How is the World Economic Forum creating guardrails for Artificial Intelligence?

Decentralization demands a profound transformation in strategic thinking, organizational culture and operational practices. By adopting the core principles of blockchain and nurturing an ecosystem of innovation, companies can redefine their role and impact within the rapidly evolving digital landscape.

Decentralized operations models, which emphasize the empowerment of teams and individual business units to make decisions, can be a key component of this transformation. Ultimately, by embracing decentralization, organizations can enhance agility, improve decision-making and foster a culture of collaboration and innovation.

Don't miss any update on this topic

Create a free account and access your personalized content collection with our latest publications and analyses.

Sign up for free

License and Republishing

World Economic Forum articles may be republished in accordance with the Creative Commons Attribution-NonCommercial-NoDerivatives 4.0 International Public License, and in accordance with our Terms of Use.

The views expressed in this article are those of the author alone and not the World Economic Forum.

Related topics:
BusinessEmerging Technologies
World Economic Forum logo
Global Agenda

The Agenda Weekly

A weekly update of the most important issues driving the global agenda

Subscribe today

You can unsubscribe at any time using the link in our emails. For more details, review our privacy policy.

How corporate intrapreneurs can use small wins to create big change

Nancy McGaw

July 19, 2024

About Us

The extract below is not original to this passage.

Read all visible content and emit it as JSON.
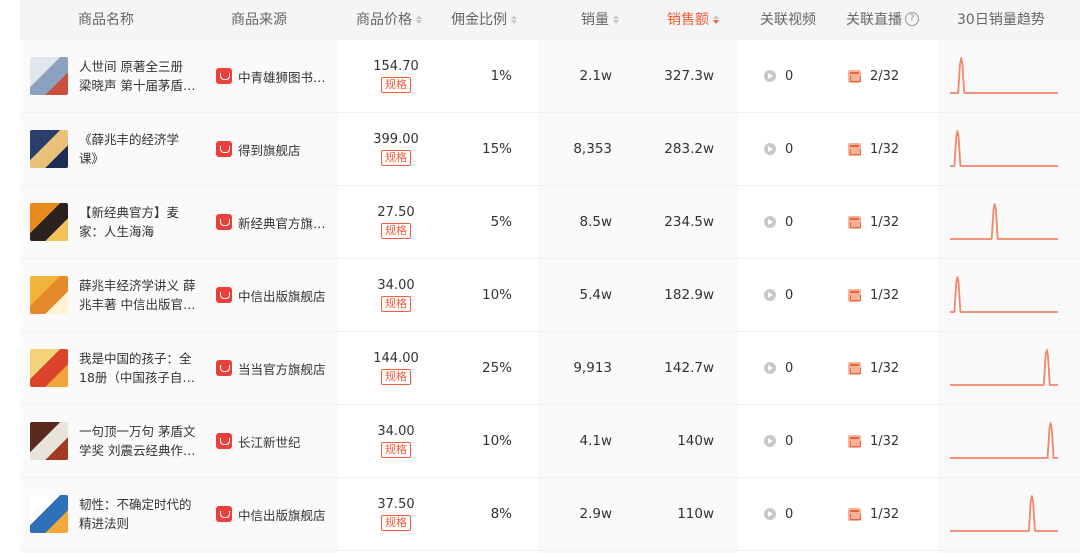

Partners & Members

  • Sign in
  • Join Us

Language Editions

Privacy Policy & Terms of Service

© 2024 World Economic Forum